Syngenta: China offer better than Monsanto ‘suggestions’
The offer that Sygenta has received from the China National Chemical Corporation is much better than any of the “suggestions” Monsanto made last year about purchasing the Swiss-based agrochemicals and seed firm, a key Syngenta executive said today in a call to reporters.
Davor Pisk, the Syngenta chief operating officer, told reporters that the $43 billion offer for all shares, which has been approved unanimously by the Syngenta board, is better for all stakeholders, including farmers, because it “preserves choice” at a time of increasing consolidation in the industry.
The offer is subject to approval by two-thirds of Syngenta stockholders and regulatory authorities.
“It is a clear commitment that Syngenta retains its identity and strategy,” PIsk said. “It will continue to be headquartered here in Switzerland.”
Monsanto never made a formal offer, he said, but the proposals included a transfer of Monsanto shares that could have gone up or down during the regulatory process. Whether regulatory authorities would have approved the merger would also have been in question, Pisk said.
In terms of regulatory approvals of the Chinese offer, Pisk said, “I don’t anticipate there being any impact there. We will continue to try to satisfy the needs of Chinese regulators to the best of our ability.
“I do hope that China will be more open to receiving inputs from Syngenta on how policies including the regulatory area evolve in the future,” he said.
Pisk said that there is one process for Chinese regulatory approvals whether it is for Chinese or foreign companies.
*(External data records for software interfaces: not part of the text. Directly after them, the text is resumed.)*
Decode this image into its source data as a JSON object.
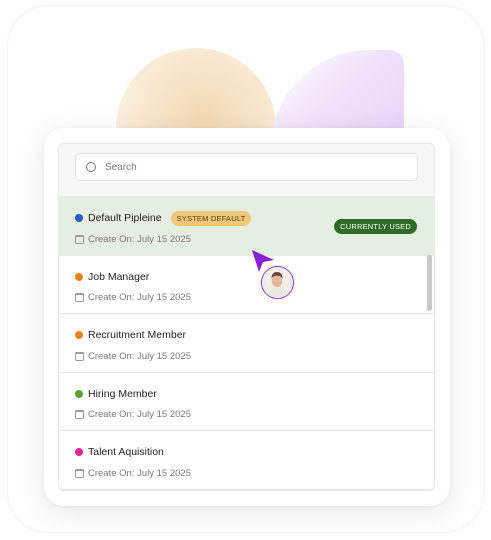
{
  "search": {
    "placeholder": "Search"
  },
  "pipelines": [
    {
      "name": "Default Pipleine",
      "dot_color": "#1f5fbf",
      "badge": "SYSTEM DEFAULT",
      "date_label": "Create On: July 15 2025",
      "status": "CURRENTLY USED",
      "selected": true
    },
    {
      "name": "Job Manager",
      "dot_color": "#f07f1e",
      "date_label": "Create On: July 15 2025",
      "selected": false
    },
    {
      "name": "Recruitment Member",
      "dot_color": "#f07f1e",
      "date_label": "Create On: July 15 2025",
      "selected": false
    },
    {
      "name": "Hiring Member",
      "dot_color": "#5aa335",
      "date_label": "Create On: July 15 2025",
      "selected": false
    },
    {
      "name": "Talent Aquisition",
      "dot_color": "#e0288f",
      "date_label": "Create On: July 15 2025",
      "selected": false
    }
  ],
  "colors": {
    "cursor": "#8b1fd6",
    "selected_row": "#e6eee2",
    "current_badge": "#2e6b24",
    "default_badge": "#f0c77b"
  },
  "icons": {
    "search": "search-icon",
    "calendar": "calendar-icon",
    "cursor": "cursor-arrow-icon"
  }
}
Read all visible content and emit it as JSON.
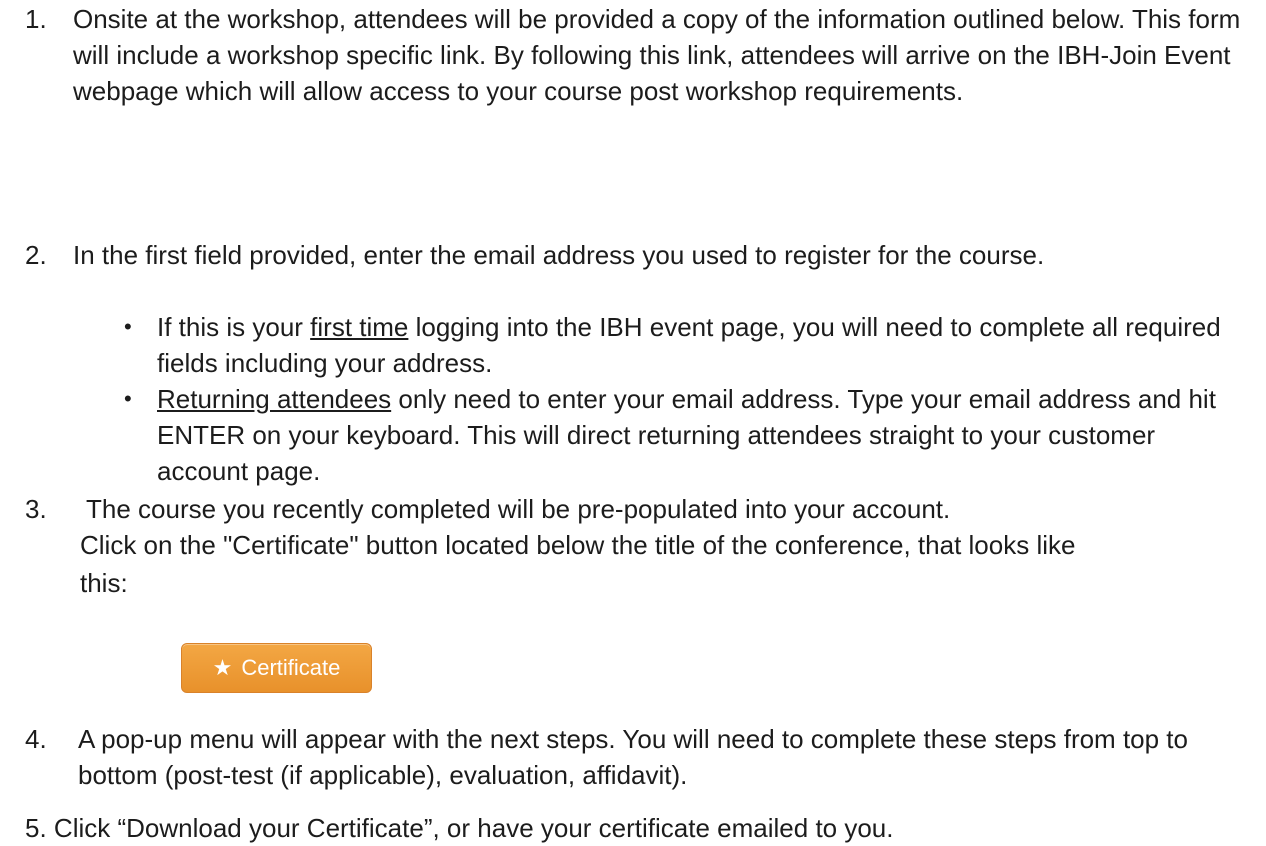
{
  "steps": [
    {
      "number": "1.",
      "text": "Onsite at the workshop, attendees will be provided a copy of the information outlined below. This form will include a workshop specific link. By following this link, attendees will arrive on the IBH-Join Event webpage which will allow access to your course post workshop requirements."
    },
    {
      "number": "2.",
      "text": "In the first field provided, enter the email address you used to register for the course.",
      "bullets": [
        {
          "underlined": "first time",
          "before": "If this is your ",
          "after": " logging into the IBH event page, you will need to complete all required fields including your address."
        },
        {
          "underlined": "Returning attendees",
          "before": "",
          "after": " only need to enter your email address. Type your email address and hit ENTER on your keyboard. This will direct returning attendees straight to your customer account page."
        }
      ]
    },
    {
      "number": "3.",
      "line1": "The course you recently completed will be pre-populated into your account.",
      "line2": "Click on the \"Certificate\" button located below the title of the conference, that looks like",
      "line3": "this:"
    },
    {
      "number": "4.",
      "text": "A pop-up menu will appear with the next steps. You will need to complete these steps from top to bottom (post-test (if applicable), evaluation, affidavit)."
    },
    {
      "number": "5.",
      "text": "Click “Download your Certificate”, or have your certificate emailed to you."
    }
  ],
  "certificate_button": {
    "label": "Certificate",
    "icon": "star-icon",
    "color": "#ee9b38"
  }
}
He noted that “there is a reluctance among Chinese consumers to accept biotechnology,” but he said that Syngenta hopes to be part of the “opportunity” to educate those consumers.
Despite Pisk’s comments that farmers would still have choice, Food & Water Watch said that the Justice Department should stop the ChemChina purchase of Syngenta.
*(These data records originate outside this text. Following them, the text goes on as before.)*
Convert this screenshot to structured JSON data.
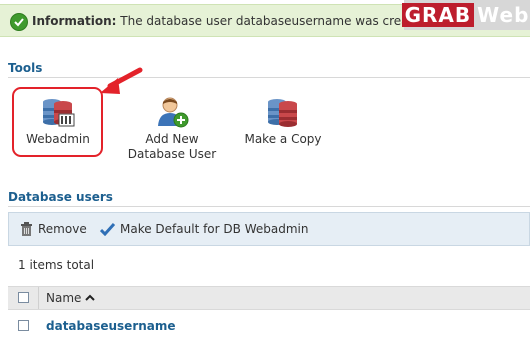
{
  "info": {
    "label": "Information:",
    "message": "The database user databaseusername was created."
  },
  "watermark": {
    "part1": "GRAB",
    "part2": "Web"
  },
  "tools": {
    "title": "Tools",
    "items": [
      {
        "line1": "Webadmin",
        "line2": ""
      },
      {
        "line1": "Add New",
        "line2": "Database User"
      },
      {
        "line1": "Make a Copy",
        "line2": ""
      }
    ]
  },
  "db_users": {
    "title": "Database users",
    "toolbar": {
      "remove": "Remove",
      "make_default": "Make Default for DB Webadmin"
    },
    "total": "1 items total",
    "table": {
      "header_name": "Name",
      "rows": [
        {
          "name": "databaseusername"
        }
      ]
    }
  },
  "colors": {
    "accent_title": "#1c5f8f",
    "highlight": "#e3222a",
    "info_bg": "#e6f2d6"
  }
}
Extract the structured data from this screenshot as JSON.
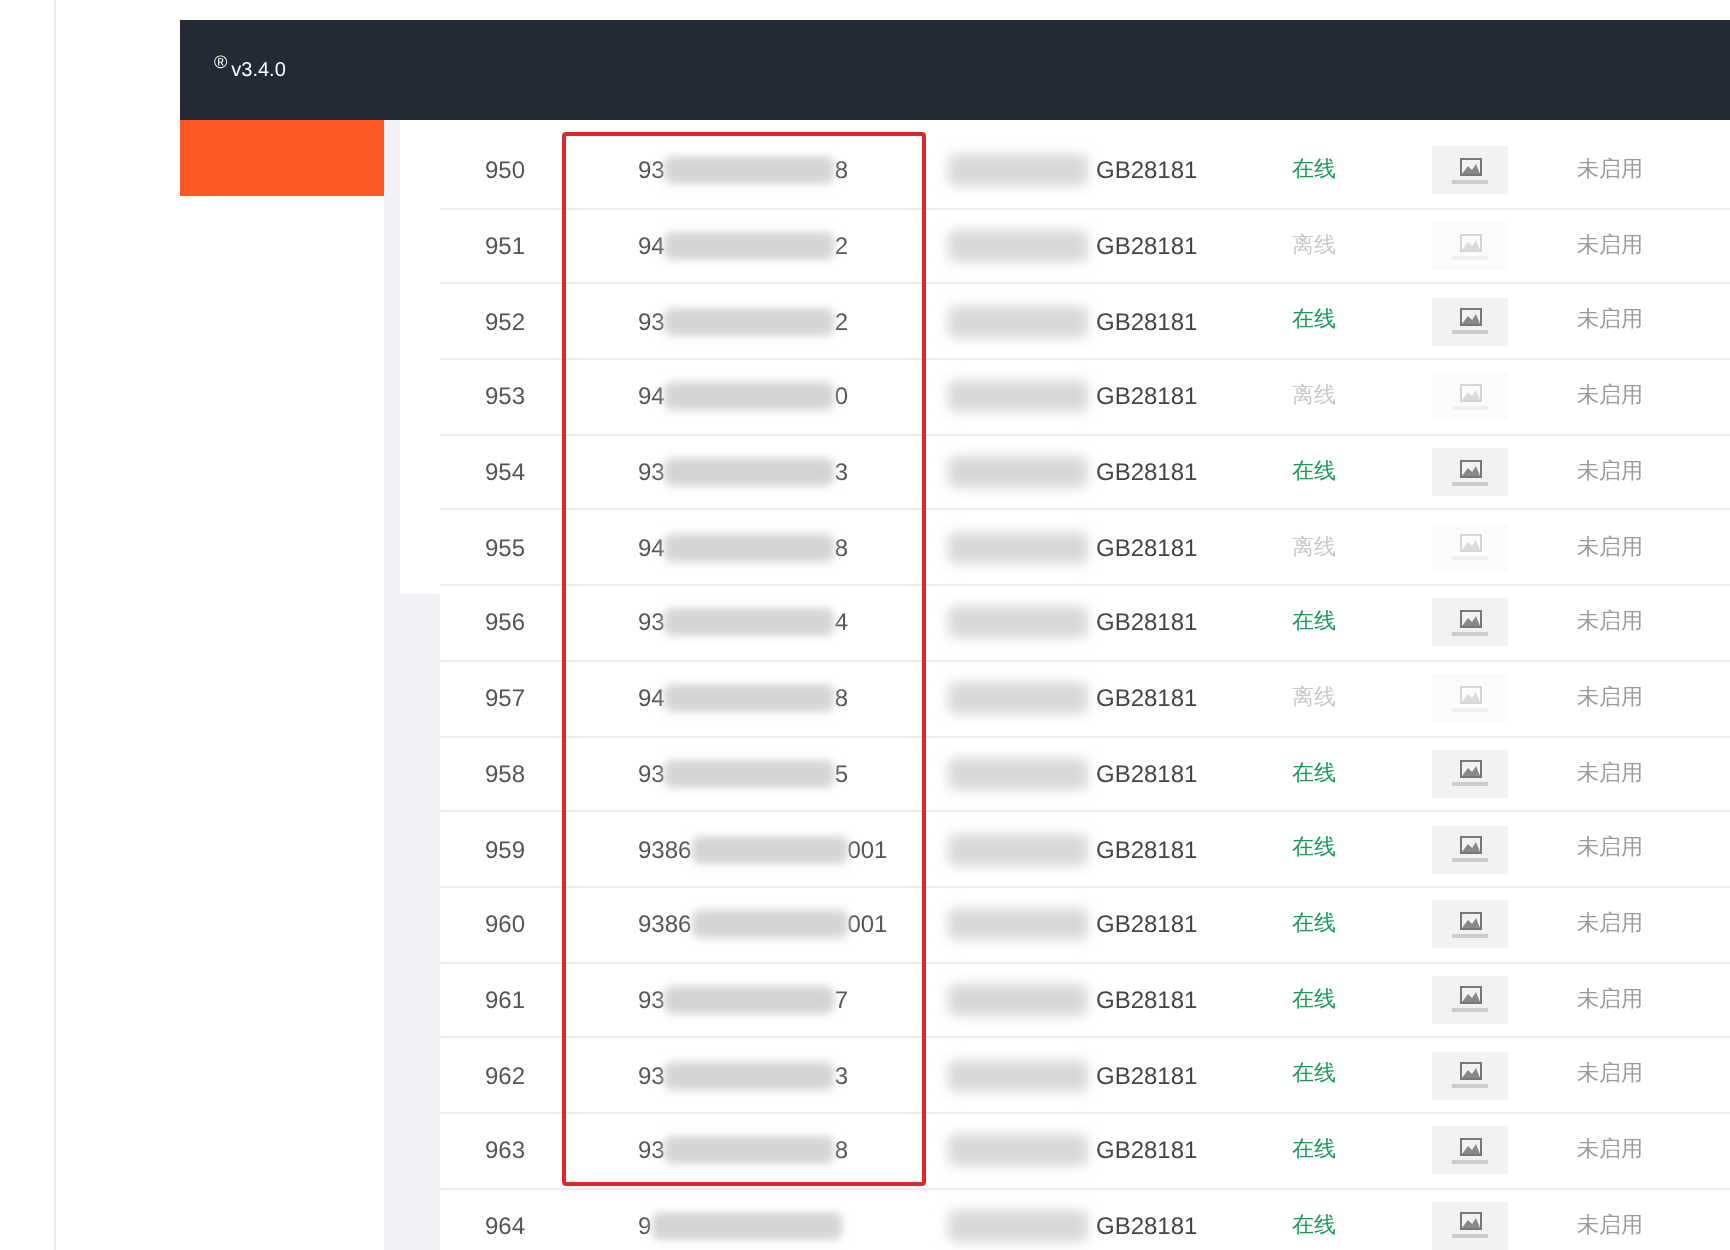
{
  "header": {
    "registered_mark": "®",
    "version": "v3.4.0"
  },
  "rows": [
    {
      "index": "950",
      "id_prefix": "93",
      "id_suffix": "8",
      "protocol": "GB28181",
      "status": "在线",
      "online": true,
      "stream": "未启用"
    },
    {
      "index": "951",
      "id_prefix": "94",
      "id_suffix": "2",
      "protocol": "GB28181",
      "status": "离线",
      "online": false,
      "stream": "未启用"
    },
    {
      "index": "952",
      "id_prefix": "93",
      "id_suffix": "2",
      "protocol": "GB28181",
      "status": "在线",
      "online": true,
      "stream": "未启用"
    },
    {
      "index": "953",
      "id_prefix": "94",
      "id_suffix": "0",
      "protocol": "GB28181",
      "status": "离线",
      "online": false,
      "stream": "未启用"
    },
    {
      "index": "954",
      "id_prefix": "93",
      "id_suffix": "3",
      "protocol": "GB28181",
      "status": "在线",
      "online": true,
      "stream": "未启用"
    },
    {
      "index": "955",
      "id_prefix": "94",
      "id_suffix": "8",
      "protocol": "GB28181",
      "status": "离线",
      "online": false,
      "stream": "未启用"
    },
    {
      "index": "956",
      "id_prefix": "93",
      "id_suffix": "4",
      "protocol": "GB28181",
      "status": "在线",
      "online": true,
      "stream": "未启用"
    },
    {
      "index": "957",
      "id_prefix": "94",
      "id_suffix": "8",
      "protocol": "GB28181",
      "status": "离线",
      "online": false,
      "stream": "未启用"
    },
    {
      "index": "958",
      "id_prefix": "93",
      "id_suffix": "5",
      "protocol": "GB28181",
      "status": "在线",
      "online": true,
      "stream": "未启用"
    },
    {
      "index": "959",
      "id_prefix": "9386",
      "id_suffix": "001",
      "protocol": "GB28181",
      "status": "在线",
      "online": true,
      "stream": "未启用"
    },
    {
      "index": "960",
      "id_prefix": "9386",
      "id_suffix": "001",
      "protocol": "GB28181",
      "status": "在线",
      "online": true,
      "stream": "未启用"
    },
    {
      "index": "961",
      "id_prefix": "93",
      "id_suffix": "7",
      "protocol": "GB28181",
      "status": "在线",
      "online": true,
      "stream": "未启用"
    },
    {
      "index": "962",
      "id_prefix": "93",
      "id_suffix": "3",
      "protocol": "GB28181",
      "status": "在线",
      "online": true,
      "stream": "未启用"
    },
    {
      "index": "963",
      "id_prefix": "93",
      "id_suffix": "8",
      "protocol": "GB28181",
      "status": "在线",
      "online": true,
      "stream": "未启用"
    },
    {
      "index": "964",
      "id_prefix": "9",
      "protocol": "GB28181",
      "status": "在线",
      "online": true,
      "stream": "未启用"
    }
  ]
}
“Today’s deal dwarfs the takeover of formerly U.S.-owned Smithfield by WH Group in 2013. The Department of Justice and antitrust authorities of governments across the world must act to block these seed megamergers,” said Wenonah Hauter, the executive director of Food & Water Watch.
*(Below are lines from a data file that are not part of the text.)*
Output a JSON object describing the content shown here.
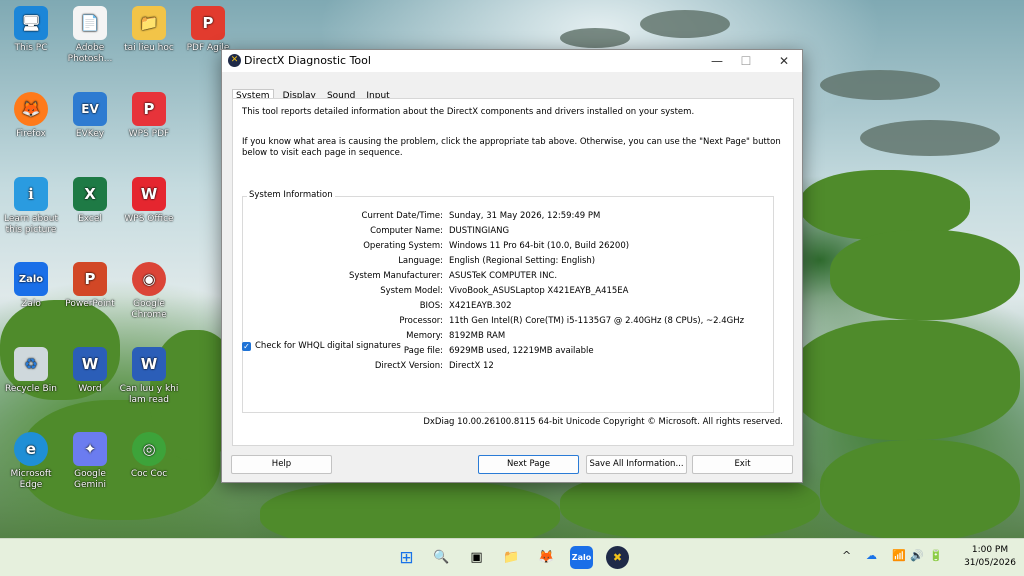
{
  "desktop": {
    "icons": [
      {
        "label": "This PC",
        "glyph": "🖥"
      },
      {
        "label": "Adobe Photosh...",
        "glyph": "📄"
      },
      {
        "label": "tai lieu hoc",
        "glyph": "📁"
      },
      {
        "label": "PDF Agile",
        "glyph": "P"
      },
      {
        "label": "Firefox",
        "glyph": "🦊"
      },
      {
        "label": "EVKey",
        "glyph": "EV"
      },
      {
        "label": "WPS PDF",
        "glyph": "P"
      },
      {
        "label": "Learn about this picture",
        "glyph": "ℹ"
      },
      {
        "label": "Excel",
        "glyph": "X"
      },
      {
        "label": "WPS Office",
        "glyph": "W"
      },
      {
        "label": "Zalo",
        "glyph": "Zalo"
      },
      {
        "label": "PowerPoint",
        "glyph": "P"
      },
      {
        "label": "Google Chrome",
        "glyph": "◉"
      },
      {
        "label": "Recycle Bin",
        "glyph": "♻"
      },
      {
        "label": "Word",
        "glyph": "W"
      },
      {
        "label": "Can luu y khi lam read",
        "glyph": "W"
      },
      {
        "label": "Microsoft Edge",
        "glyph": "e"
      },
      {
        "label": "Google Gemini",
        "glyph": "✦"
      },
      {
        "label": "Coc Coc",
        "glyph": "◎"
      }
    ]
  },
  "window": {
    "title": "DirectX Diagnostic Tool",
    "minimize": "—",
    "maximize": "☐",
    "close": "✕",
    "tabs": [
      "System",
      "Display",
      "Sound",
      "Input"
    ],
    "intro": "This tool reports detailed information about the DirectX components and drivers installed on your system.",
    "help_text": "If you know what area is causing the problem, click the appropriate tab above.  Otherwise, you can use the \"Next Page\" button below to visit each page in sequence.",
    "group_title": "System Information",
    "rows": [
      {
        "label": "Current Date/Time:",
        "value": "Sunday, 31 May 2026, 12:59:49 PM"
      },
      {
        "label": "Computer Name:",
        "value": "DUSTINGIANG"
      },
      {
        "label": "Operating System:",
        "value": "Windows 11 Pro 64-bit (10.0, Build 26200)"
      },
      {
        "label": "Language:",
        "value": "English (Regional Setting: English)"
      },
      {
        "label": "System Manufacturer:",
        "value": "ASUSTeK COMPUTER INC."
      },
      {
        "label": "System Model:",
        "value": "VivoBook_ASUSLaptop X421EAYB_A415EA"
      },
      {
        "label": "BIOS:",
        "value": "X421EAYB.302"
      },
      {
        "label": "Processor:",
        "value": "11th Gen Intel(R) Core(TM) i5-1135G7 @ 2.40GHz (8 CPUs), ~2.4GHz"
      },
      {
        "label": "Memory:",
        "value": "8192MB RAM"
      },
      {
        "label": "Page file:",
        "value": "6929MB used, 12219MB available"
      },
      {
        "label": "DirectX Version:",
        "value": "DirectX 12"
      }
    ],
    "checkbox_label": "Check for WHQL digital signatures",
    "footer": "DxDiag 10.00.26100.8115 64-bit Unicode  Copyright © Microsoft. All rights reserved.",
    "buttons": {
      "help": "Help",
      "next": "Next Page",
      "save": "Save All Information...",
      "exit": "Exit"
    }
  },
  "taskbar": {
    "apps": [
      "⊞",
      "🔍",
      "▣",
      "📁",
      "🦊",
      "Zalo",
      "✖"
    ],
    "tray": [
      "^",
      "☁",
      "📶",
      "🔊",
      "🔋"
    ],
    "time": "1:00 PM",
    "date": "31/05/2026"
  }
}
Noting that a merger of DuPont and Dow Chemical has already been announced, Hauter said, “The rapid concentration of economic power and seed patents in the hands of a tiny and diminishing number of global agribusiness giants harms farmers and eaters worldwide.”
“Farmers will undoubtedly be forced to pay more for a reduced selection of options controlled by the gargantuan seed monopoly,” she said.
“The companies use the patented seed varieties — overwhelmingly biotech crops with accompanying pesticides and agrochemicals — to control not only the selection of what farmers plant, but how they cultivate their crops, what chemicals they use on their fields and how they can manage their farms.”
–The Hagstrom Report